Teachers are uniquely positioned at the heart of our communities and have a pulse on the joys and struggles of our children and families. This podcast project was developed in order to provide the public with access to our teachers' experiences in their profession. Our goal is to collect the stories of our teachers, so that we may reap a greater understanding of the demands of the teaching profession and the kind of community engagement that is needed to empower our educators in their transformative work with our children.
Teaching in the Shadows of Act Ten
The personal stories shared in this episode call into question the impact of Wisconsin's Act 10 on public school teachers. A veteran teacher reflects on the ways in which teaching has changed over the last twenty years, and how the politicized nature of the profession has inflicted wounds that won't heal. Still, teachers are positioned to have a lasting and meaningful impact on the lives of children and families, making it a worthy career despite the relentless struggle.
Years Later, Wisconsin Voters Remember Act 10, The Law That Ended Union Rights For Most Public Workers Still Provokes Strong Feelings -
Ithsmus, Act 10 -
New State Sata: Post-Act 10, Teachers' Health Care Costs Soared -
Photo by Nicole Honeywill on Unsplash
Sustaining the Unsustainable
An educator of 25 years describes how the teaching profession has changed dramatically in recent years. While teaching today is not impossible to do, it has become an unsustainable career. Teachers young and old are effective, yet they cannot keep up with all of the demands. Individualized instruction is laborious to plan, implement, and assess. Specialized learning disrupts community building. Ultimately, teaching is a great job that is incredibly difficult to do.
Thirty Years of Teaching
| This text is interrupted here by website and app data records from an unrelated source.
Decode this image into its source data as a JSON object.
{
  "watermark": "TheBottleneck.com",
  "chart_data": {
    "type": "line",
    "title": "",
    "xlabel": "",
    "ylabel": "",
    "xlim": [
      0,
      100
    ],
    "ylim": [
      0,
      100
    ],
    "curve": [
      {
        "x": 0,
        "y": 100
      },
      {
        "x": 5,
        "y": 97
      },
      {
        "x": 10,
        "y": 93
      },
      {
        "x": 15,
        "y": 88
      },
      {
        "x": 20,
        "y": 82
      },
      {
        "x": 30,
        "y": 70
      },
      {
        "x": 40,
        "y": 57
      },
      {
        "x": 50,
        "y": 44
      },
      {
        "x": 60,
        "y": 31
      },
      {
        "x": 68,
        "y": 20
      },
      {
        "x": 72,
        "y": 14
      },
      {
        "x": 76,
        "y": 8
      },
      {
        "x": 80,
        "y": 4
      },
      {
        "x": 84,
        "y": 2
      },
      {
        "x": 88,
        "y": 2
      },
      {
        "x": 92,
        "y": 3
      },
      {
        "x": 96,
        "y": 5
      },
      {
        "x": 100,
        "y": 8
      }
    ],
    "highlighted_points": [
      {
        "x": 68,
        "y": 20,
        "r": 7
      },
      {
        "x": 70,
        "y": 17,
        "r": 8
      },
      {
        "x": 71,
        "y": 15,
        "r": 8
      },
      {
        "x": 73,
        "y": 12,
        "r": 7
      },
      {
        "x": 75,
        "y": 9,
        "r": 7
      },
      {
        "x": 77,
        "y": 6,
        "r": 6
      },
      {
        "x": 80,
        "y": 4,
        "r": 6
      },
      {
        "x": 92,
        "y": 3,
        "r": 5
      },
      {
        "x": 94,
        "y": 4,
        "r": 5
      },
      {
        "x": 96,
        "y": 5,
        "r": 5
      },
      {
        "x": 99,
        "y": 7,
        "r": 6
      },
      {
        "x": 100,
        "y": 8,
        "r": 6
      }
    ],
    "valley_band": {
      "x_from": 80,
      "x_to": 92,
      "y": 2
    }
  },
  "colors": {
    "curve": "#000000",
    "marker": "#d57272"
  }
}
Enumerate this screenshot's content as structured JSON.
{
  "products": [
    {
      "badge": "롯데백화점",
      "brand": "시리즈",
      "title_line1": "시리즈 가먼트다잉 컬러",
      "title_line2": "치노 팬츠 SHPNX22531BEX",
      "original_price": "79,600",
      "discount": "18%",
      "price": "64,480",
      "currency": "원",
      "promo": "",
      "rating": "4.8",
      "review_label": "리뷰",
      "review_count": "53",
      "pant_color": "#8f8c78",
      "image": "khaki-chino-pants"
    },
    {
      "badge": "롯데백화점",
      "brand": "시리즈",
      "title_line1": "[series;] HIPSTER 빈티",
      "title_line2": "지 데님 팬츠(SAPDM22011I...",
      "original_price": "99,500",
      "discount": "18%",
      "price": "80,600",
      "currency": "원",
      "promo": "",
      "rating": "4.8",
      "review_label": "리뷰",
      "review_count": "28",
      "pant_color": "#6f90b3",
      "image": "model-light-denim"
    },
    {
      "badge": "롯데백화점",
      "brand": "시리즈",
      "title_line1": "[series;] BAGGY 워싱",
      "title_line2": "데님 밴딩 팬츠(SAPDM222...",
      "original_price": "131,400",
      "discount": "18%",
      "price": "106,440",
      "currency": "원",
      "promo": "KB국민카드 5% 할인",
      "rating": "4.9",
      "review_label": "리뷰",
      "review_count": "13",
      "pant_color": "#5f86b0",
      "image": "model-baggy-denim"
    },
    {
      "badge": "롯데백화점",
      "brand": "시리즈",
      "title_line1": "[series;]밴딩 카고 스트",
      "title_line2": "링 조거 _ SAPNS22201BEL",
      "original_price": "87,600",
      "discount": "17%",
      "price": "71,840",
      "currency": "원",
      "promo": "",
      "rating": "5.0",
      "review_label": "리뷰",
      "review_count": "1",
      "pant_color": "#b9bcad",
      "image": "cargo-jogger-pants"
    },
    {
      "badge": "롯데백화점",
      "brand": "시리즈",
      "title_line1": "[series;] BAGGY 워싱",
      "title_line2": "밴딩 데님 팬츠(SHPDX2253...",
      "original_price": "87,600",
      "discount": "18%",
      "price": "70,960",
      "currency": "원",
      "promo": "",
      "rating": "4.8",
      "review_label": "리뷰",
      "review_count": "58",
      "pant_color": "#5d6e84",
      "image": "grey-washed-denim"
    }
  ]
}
A teacher of thirty years shares her journey through the teaching profession. Schools have moved away from a one-size-fits-all model. Today instruction is differentiated to meet each child’s unique interests and needs. This shift requires a lot more work, planning time, and professional development, yet no extra time has been provided in the work day. Work-life balance is no longer attainable. Self-care has become a necessity for teachers and students.
Children, Wired - For Better or Worse -
What Screen Addictions and Drug Addictions Have in Common -
America's Opioid Crisis: The Unseen Impact on Wisconsin Children - As Wisconsin Families Struggle with Addiction, Children are Caught in the Fray -
Wisconsin Teacher Shortage -
Bipartisan Group Of Lawmakers Recommends Increased Funding For Schools -
Challenges for Wisconsin: School Finance & Vouchers -
Photo by Jelleke Vanooteghem on Unsplash
A Few Years Into Early Childhood Education
Our guest is an infant and toddler educator. We discuss her path to become an early childhood teacher and her experiences in the early years of her profession. She provides recommendations for families in search of quality care for their babies and toddlers. We also distinguish early childhood education in Denmark and the United States, with reference to Finland's teaching profession and France's quality childcare. Our teacher of young children shares her passion, dedication, knowledge, experience, and awe of our little ones. She has found her dream job, if only she can afford to keep it, and if only others viewed it as a respectable profession.
PBS Documentary: The Raising of America -
Center of American Progress: True Cost of Infant & Toddler Care -
Motherly: No guilt, mama: Day care is good for your child’s social + emotional development -
Photo by Tanaphong Toochinda on Unsplash
An Introduction to We Hear Teachers
This is an introduction to We Hear Teachers, a podcast & research project on the teacher experience. Teachers are uniquely positioned at the heart of our communities and have a pulse on the joys and struggles of our children and families. This podcast project was developed in order to provide the public with access to our teachers experiences in their profession. Our goal is to collect the stories of our teachers so that we may reap a greater understanding of the demands of the teaching profession and the kind of community engagement that is needed to empower our educators in their transformative work with our children.